Expanding the sanctions that could be imposed on banks was one of the better ideas presented. Chief Judge Peter Weinstein for the 17th Judicial Circuit made note of the fact that borrowers are placed at a disadvantage during mediation because the documents are getting lost by the lenders and borrowers are forced to submit the same paperwork several times.
Judge Weinstein believes some sort of sanction should be imposed to deter lenders from being careless with submitted paperwork. These concerns have been previously addressed by Oppenheim. Back in July, he specifically pointed out to that the banks are constantly loosing documents provided by borrowers and at the banks failure to come prepared to mediation.
“They did not show up to negotiate a solution,” he added. “There’s a systemic pattern here, and that pattern ultimately suggests evidence of sanctionable actions.”
Another concern with Florida’s mediation process was brought by Judge Ronald Dresnick, who said that the mandatory confidentiality during mediation also hinders borrowers from being able to reach an agreement with the lender during mediation.
What Judge Dresnick is suggesting is that if lenders are not mediating in good faith, then the mandatory confidentiality agreement should not stand and sanctions should be imposed.
This is the very same issue that was brought up by South Florida Law Blog’s Roy Oppenheim during an earlier interview with the Palm Beach Post.
Oppenheim said, “Most banks want to look only at modifications, for which owners may not qualify . . . you have someone on the phone from the bank and the only thing they can do is modify . . it’s not meditation; its modification or bust.”
It is widely known that banks are not exactly enthusiastic about expediting foreclosure cases and in fact are barely agreeing to loan modifications for homeowners who are at risk of default. Even with the Home Affordable Modification Program, lenders hare happy to continue charging high interest rates to homeowners rather than work with them to lower their rates.

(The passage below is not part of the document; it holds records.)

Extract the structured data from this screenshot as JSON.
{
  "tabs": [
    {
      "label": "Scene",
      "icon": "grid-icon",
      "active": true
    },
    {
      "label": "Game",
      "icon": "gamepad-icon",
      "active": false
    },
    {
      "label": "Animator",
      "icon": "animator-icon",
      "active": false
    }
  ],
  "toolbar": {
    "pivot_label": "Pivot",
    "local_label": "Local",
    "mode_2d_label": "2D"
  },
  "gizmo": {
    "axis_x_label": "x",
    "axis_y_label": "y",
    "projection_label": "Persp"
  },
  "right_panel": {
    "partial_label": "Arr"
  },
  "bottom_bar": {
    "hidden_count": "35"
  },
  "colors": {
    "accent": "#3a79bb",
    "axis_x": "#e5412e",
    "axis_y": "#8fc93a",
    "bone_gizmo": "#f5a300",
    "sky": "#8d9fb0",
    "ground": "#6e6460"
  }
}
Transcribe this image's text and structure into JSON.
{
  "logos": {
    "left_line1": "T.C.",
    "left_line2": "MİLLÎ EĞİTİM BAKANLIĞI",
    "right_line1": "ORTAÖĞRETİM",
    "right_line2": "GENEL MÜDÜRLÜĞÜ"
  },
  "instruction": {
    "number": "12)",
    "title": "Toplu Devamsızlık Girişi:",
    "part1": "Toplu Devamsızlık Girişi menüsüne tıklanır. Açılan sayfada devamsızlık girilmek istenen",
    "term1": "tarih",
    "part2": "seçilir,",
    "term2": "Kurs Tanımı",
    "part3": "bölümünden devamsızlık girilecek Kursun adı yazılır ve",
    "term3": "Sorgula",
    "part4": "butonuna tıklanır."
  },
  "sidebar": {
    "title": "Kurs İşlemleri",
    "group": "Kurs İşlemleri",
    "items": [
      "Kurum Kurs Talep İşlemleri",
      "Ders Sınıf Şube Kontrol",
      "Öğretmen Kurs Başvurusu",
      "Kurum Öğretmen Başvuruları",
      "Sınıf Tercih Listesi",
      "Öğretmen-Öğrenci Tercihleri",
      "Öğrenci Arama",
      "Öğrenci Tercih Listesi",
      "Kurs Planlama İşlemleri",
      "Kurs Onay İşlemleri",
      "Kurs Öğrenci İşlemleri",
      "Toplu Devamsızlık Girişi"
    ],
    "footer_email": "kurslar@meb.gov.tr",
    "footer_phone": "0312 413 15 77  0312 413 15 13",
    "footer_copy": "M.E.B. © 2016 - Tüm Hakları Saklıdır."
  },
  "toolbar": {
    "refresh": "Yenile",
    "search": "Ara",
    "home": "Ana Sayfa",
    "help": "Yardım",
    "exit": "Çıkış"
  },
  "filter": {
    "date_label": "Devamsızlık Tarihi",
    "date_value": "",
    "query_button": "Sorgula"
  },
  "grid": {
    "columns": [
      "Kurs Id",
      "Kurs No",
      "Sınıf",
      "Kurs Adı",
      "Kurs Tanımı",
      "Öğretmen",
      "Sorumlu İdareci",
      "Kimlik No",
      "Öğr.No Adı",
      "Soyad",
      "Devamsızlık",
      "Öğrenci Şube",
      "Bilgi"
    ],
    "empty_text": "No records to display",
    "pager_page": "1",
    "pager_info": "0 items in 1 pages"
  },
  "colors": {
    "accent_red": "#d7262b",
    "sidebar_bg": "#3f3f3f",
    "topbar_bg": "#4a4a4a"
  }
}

However, while all these suggestions help to encourage banks to take the mediation process seriously and protect the borrowers by ensuring they have a fair chance at reaching a settlement, until such changes are implemented, mediation will continue to be ineffective in helping homeowners.